__Problem to work on__.
Scan the listing below and copy each line holding the word "usage".

------ Data records

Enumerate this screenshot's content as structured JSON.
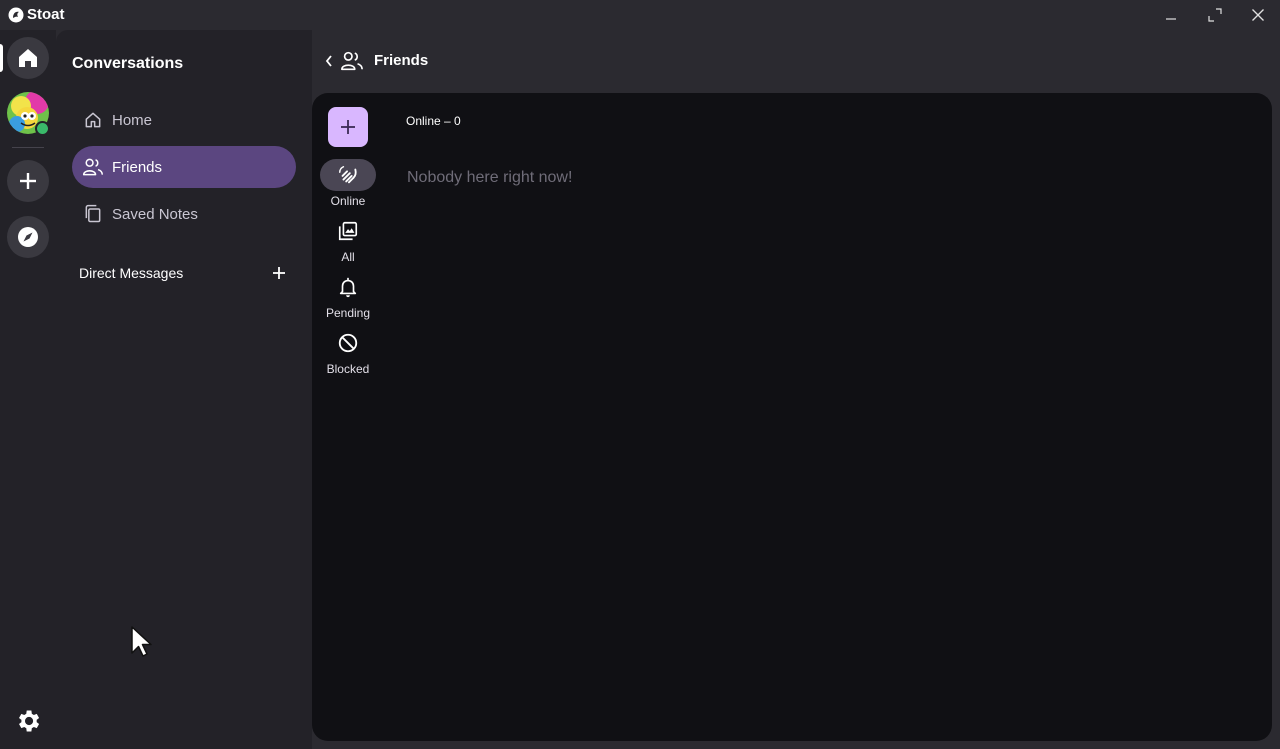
{
  "app": {
    "title": "Stoat"
  },
  "sidebar": {
    "title": "Conversations",
    "items": [
      {
        "label": "Home",
        "icon": "home-icon",
        "active": false
      },
      {
        "label": "Friends",
        "icon": "friends-icon",
        "active": true
      },
      {
        "label": "Saved Notes",
        "icon": "notes-icon",
        "active": false
      }
    ],
    "dm_label": "Direct Messages"
  },
  "header": {
    "title": "Friends"
  },
  "friends": {
    "tabs": [
      {
        "label": "Online",
        "icon": "wave-icon",
        "active": true
      },
      {
        "label": "All",
        "icon": "library-icon",
        "active": false
      },
      {
        "label": "Pending",
        "icon": "bell-icon",
        "active": false
      },
      {
        "label": "Blocked",
        "icon": "block-icon",
        "active": false
      }
    ],
    "section_title": "Online – 0",
    "empty_message": "Nobody here right now!"
  },
  "colors": {
    "accent": "#5b4680",
    "add_button": "#d9b7ff",
    "online_status": "#3aba6a"
  }
}
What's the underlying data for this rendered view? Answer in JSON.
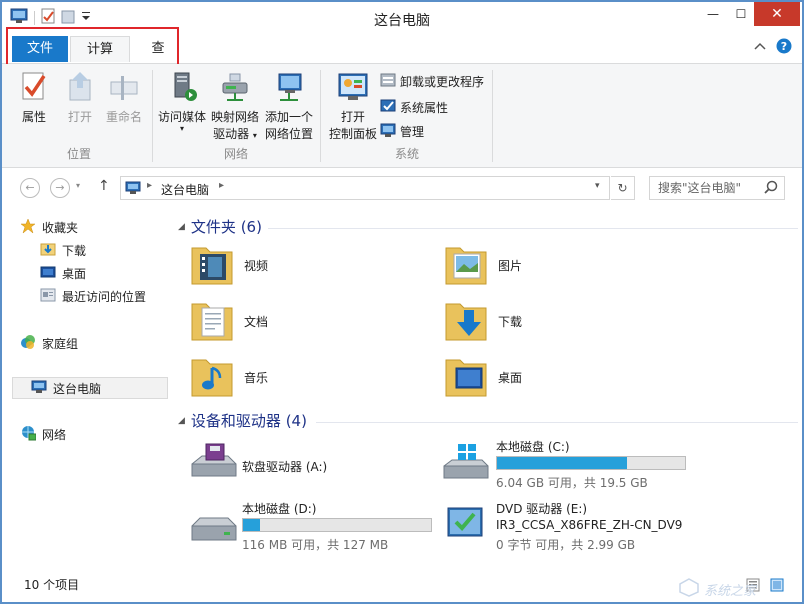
{
  "window": {
    "title": "这台电脑",
    "close_glyph": "✕",
    "min_glyph": "—",
    "max_glyph": "☐"
  },
  "tabs": [
    {
      "label": "文件"
    },
    {
      "label": "计算机"
    },
    {
      "label": "查看"
    }
  ],
  "ribbon": {
    "location_group": {
      "label": "位置",
      "buttons": [
        {
          "label": "属性"
        },
        {
          "label": "打开"
        },
        {
          "label": "重命名"
        }
      ]
    },
    "network_group": {
      "label": "网络",
      "buttons": [
        {
          "label": "访问媒体"
        },
        {
          "label_1": "映射网络",
          "label_2": "驱动器"
        },
        {
          "label_1": "添加一个",
          "label_2": "网络位置"
        }
      ]
    },
    "system_group": {
      "label": "系统",
      "open_panel": {
        "label_1": "打开",
        "label_2": "控制面板"
      },
      "small": [
        {
          "label": "卸载或更改程序"
        },
        {
          "label": "系统属性"
        },
        {
          "label": "管理"
        }
      ]
    }
  },
  "address": {
    "path": "这台电脑",
    "refresh_glyph": "↻",
    "search_placeholder": "搜索\"这台电脑\""
  },
  "nav": {
    "favorites": "收藏夹",
    "downloads": "下载",
    "desktop": "桌面",
    "recent": "最近访问的位置",
    "homegroup": "家庭组",
    "this_pc": "这台电脑",
    "network": "网络"
  },
  "folders_section": {
    "title": "文件夹 (6)",
    "items": [
      {
        "name": "视频"
      },
      {
        "name": "图片"
      },
      {
        "name": "文档"
      },
      {
        "name": "下载"
      },
      {
        "name": "音乐"
      },
      {
        "name": "桌面"
      }
    ]
  },
  "drives_section": {
    "title": "设备和驱动器 (4)",
    "floppy": {
      "name": "软盘驱动器 (A:)"
    },
    "c_drive": {
      "name": "本地磁盘 (C:)",
      "usage": "6.04 GB 可用，共 19.5 GB",
      "used_fraction": 0.69
    },
    "d_drive": {
      "name": "本地磁盘 (D:)",
      "usage": "116 MB 可用，共 127 MB",
      "used_fraction": 0.09
    },
    "dvd": {
      "name": "DVD 驱动器 (E:)",
      "label": "IR3_CCSA_X86FRE_ZH-CN_DV9",
      "usage": "0 字节 可用，共 2.99 GB"
    }
  },
  "status": {
    "item_count": "10 个项目"
  },
  "watermark": {
    "text": "系统之家"
  },
  "colors": {
    "accent": "#1979ca",
    "section_title": "#1e3287",
    "highlight_box": "#e0262b",
    "drive_bar": "#26a0da"
  }
}
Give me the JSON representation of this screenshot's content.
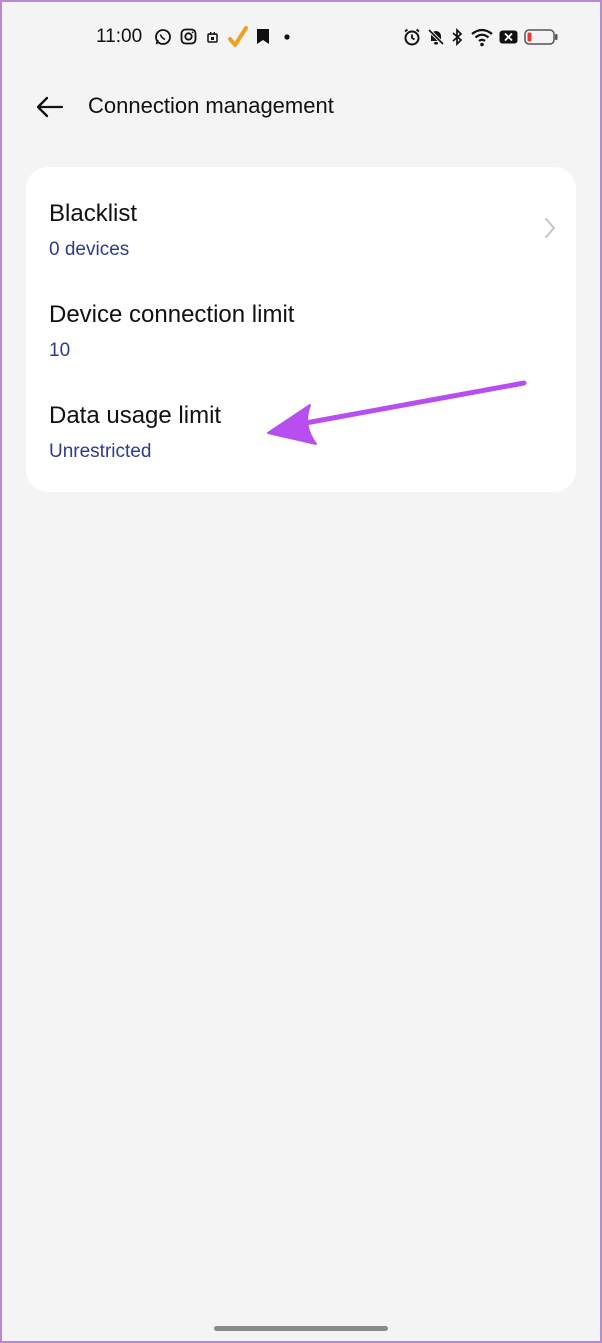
{
  "status_bar": {
    "time": "11:00",
    "left_icons": [
      "whatsapp-icon",
      "instagram-icon",
      "calendar-icon",
      "check-app-icon",
      "bookmark-app-icon",
      "dot-icon"
    ],
    "right_icons": [
      "alarm-icon",
      "mute-bell-icon",
      "bluetooth-icon",
      "wifi-icon",
      "no-sim-icon",
      "battery-low-icon"
    ],
    "accent_check": "#f0a020",
    "battery_color": "#e53935"
  },
  "header": {
    "title": "Connection management"
  },
  "settings": {
    "items": [
      {
        "label": "Blacklist",
        "value": "0 devices",
        "has_chevron": true
      },
      {
        "label": "Device connection limit",
        "value": "10",
        "has_chevron": false
      },
      {
        "label": "Data usage limit",
        "value": "Unrestricted",
        "has_chevron": false
      }
    ]
  },
  "annotation": {
    "color": "#b64ef0",
    "points_to": "Data usage limit"
  },
  "colors": {
    "background": "#f4f4f4",
    "card": "#ffffff",
    "subtitle": "#2b3c8f"
  }
}
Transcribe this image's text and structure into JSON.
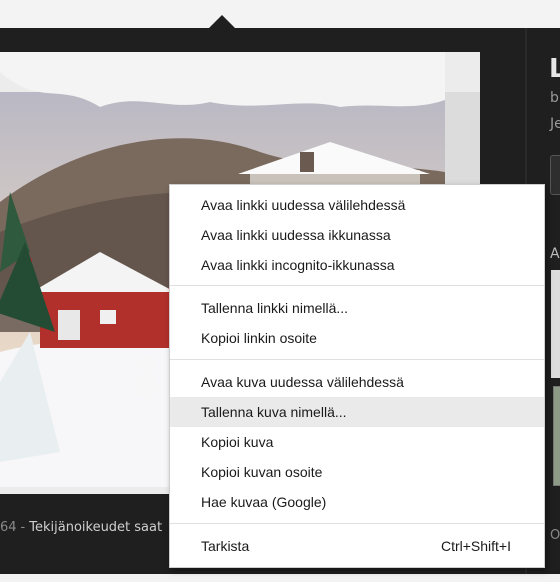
{
  "context_menu": {
    "items": [
      {
        "label": "Avaa linkki uudessa välilehdessä"
      },
      {
        "label": "Avaa linkki uudessa ikkunassa"
      },
      {
        "label": "Avaa linkki incognito-ikkunassa"
      },
      {
        "label": "Tallenna linkki nimellä..."
      },
      {
        "label": "Kopioi linkin osoite"
      },
      {
        "label": "Avaa kuva uudessa välilehdessä"
      },
      {
        "label": "Tallenna kuva nimellä...",
        "highlighted": true
      },
      {
        "label": "Kopioi kuva"
      },
      {
        "label": "Kopioi kuvan osoite"
      },
      {
        "label": "Hae kuvaa (Google)"
      },
      {
        "label": "Tarkista",
        "shortcut": "Ctrl+Shift+I"
      }
    ]
  },
  "caption": {
    "number": "64",
    "separator": "-",
    "text": "Tekijänoikeudet saat"
  },
  "side_panel": {
    "title_letter": "L",
    "line1": "b",
    "line2": "Je",
    "section_letter": "A",
    "footer_letter": "O"
  },
  "colors": {
    "panel_bg": "#1f1f1f",
    "menu_bg": "#ffffff",
    "menu_highlight": "#eaeaea"
  }
}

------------

__Solution for this task__.
      "usage": "6.04 GB 可用，共 19.5 GB",
      "usage": "116 MB 可用，共 127 MB",
      "usage": "0 字节 可用，共 2.99 GB"
        "label": "Data usage limit",
    "points_to": "Data usage limit"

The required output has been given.